++++ Extracted information
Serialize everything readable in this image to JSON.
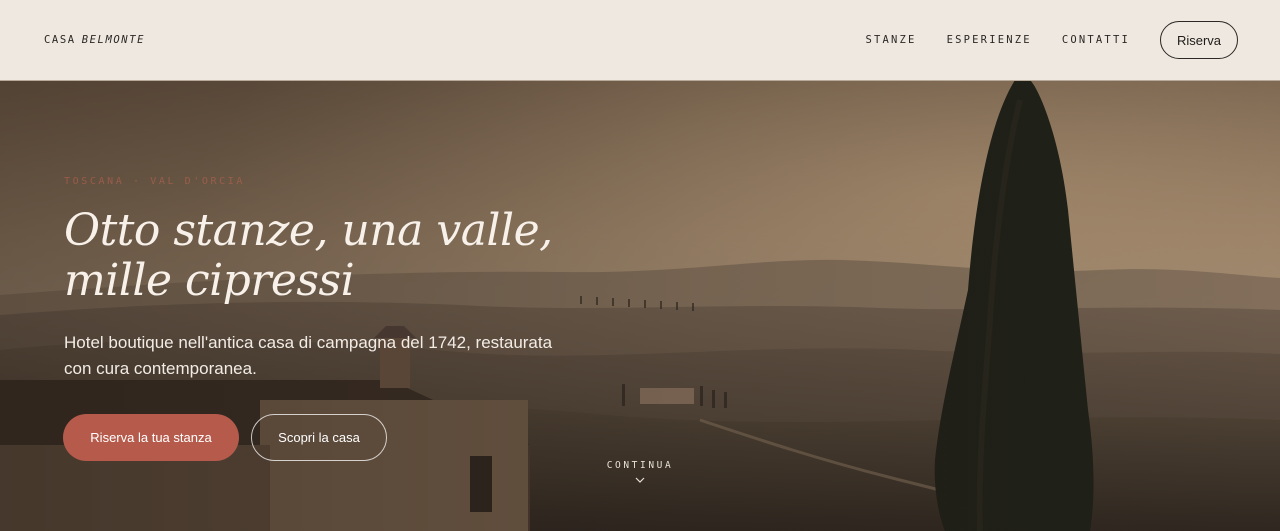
{
  "brand": {
    "name_prefix": "CASA",
    "name_emphasis": "BELMONTE"
  },
  "nav": {
    "items": [
      {
        "label": "STANZE"
      },
      {
        "label": "ESPERIENZE"
      },
      {
        "label": "CONTATTI"
      }
    ],
    "cta_label": "Riserva"
  },
  "hero": {
    "eyebrow": "TOSCANA · VAL D'ORCIA",
    "title_line1": "Otto stanze, una valle,",
    "title_line2": "mille cipressi",
    "subtitle": "Hotel boutique nell'antica casa di campagna del 1742, restaurata con cura contemporanea.",
    "primary_cta": "Riserva la tua stanza",
    "secondary_cta": "Scopri la casa",
    "scroll_label": "CONTINUA",
    "scroll_icon": "chevron-down-icon"
  },
  "colors": {
    "header_bg": "#efe8e0",
    "accent": "#b65b4c",
    "text_light": "#f7f1ea",
    "text_dark": "#2b2724"
  }
}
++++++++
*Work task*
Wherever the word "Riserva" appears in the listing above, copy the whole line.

*Solved exercise*
    "cta_label": "Riserva"
    "primary_cta": "Riserva la tua stanza",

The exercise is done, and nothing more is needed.